Other common symptoms of a sore throat, especially if it is due to a viral or bacterial infection, include the following.
If a fever accompanies a sore throat, investigating the cause is necessary because it may be due to a more serious underlying condition.
A sore throat doesn’t usually have a cause but is mostly a symptom of a bacterial infection, such as tonsillitis, the common cold or virus-like influenza.
The most common viral and bacterial causes of a sore throat include:
Other viruses and bacteria are responsible for a fewer number of cases (less than 5% of sore throat cases), including the type A and B flu viruses, Epstein Barr virus (EBV) (which causes glandular fever and mono), herpes simplex virus type 1 (cold sore virus) and adenovirus (causes conjunctivitis).
Symptoms of a sore throat include:
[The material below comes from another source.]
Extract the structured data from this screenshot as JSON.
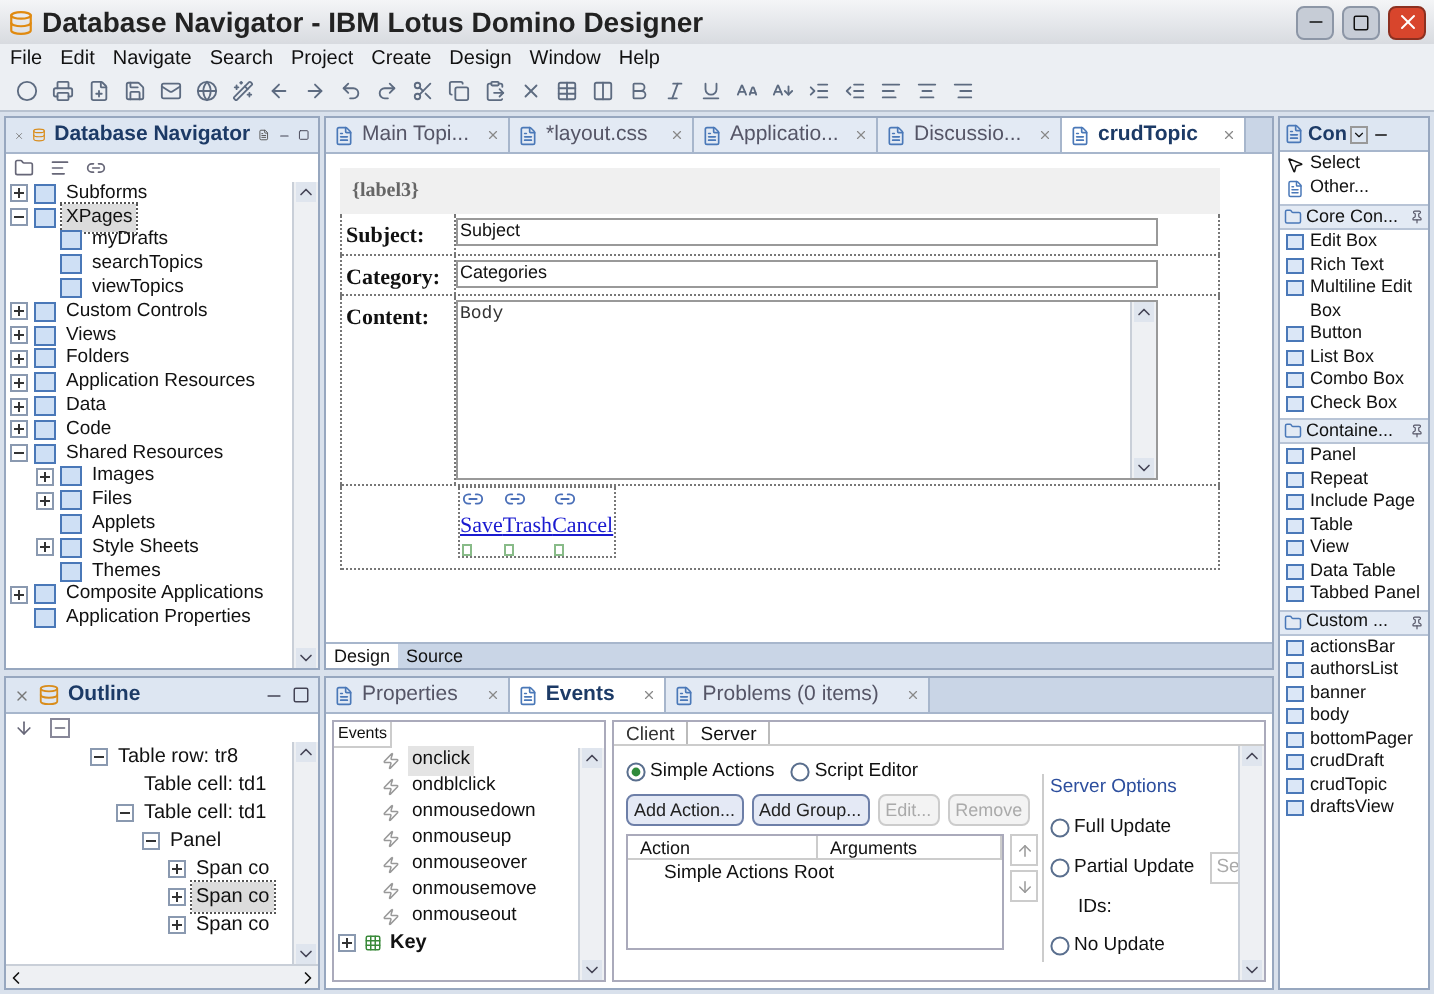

Your GP will ask about any symptoms you experience and conduct a physical examination. During your physical exam, the doctor will check your throat for swollen lymph nodes and your ears and nose for signs of infection.
If your doctor suspects a sore throat or tonsilitis, they will take a swab of the back of your throat to get a sample, then use a rapid step test to determine if you have a strep bacterial infection. The results will be available in a few minutes. If your result is negative for strep, the doctor will opt for a throat culture to check for other bacterial infections. This result will take about 24 hours.
Depending on your symptoms and the test result, the doctor should give an accurate diagnosis.
If you feel unwell and have a painful throat or experience ongoing or recurrent sore throat, call Medical Express Clinic on 020 499 1991 to book an appointment with our doctor.
Some people are at a higher risk of getting complications from a sore throat than others. These people include those with leukaemia or bone marrow cancer, aplastic anaemia, HIV or AIDS infection, or taking immunosuppressants, a disease-modifying antirheumatic drug (DMARD) or antithyroid medication, or receiving chemotherapy treatment.
If you have a sore throat for over a few days, consider getting a second opinion, especially if you also experience a fever.
It is best to see a doctor if you have a sore throat instead of self-diagnosing. Consult with your GP about the best treatment option.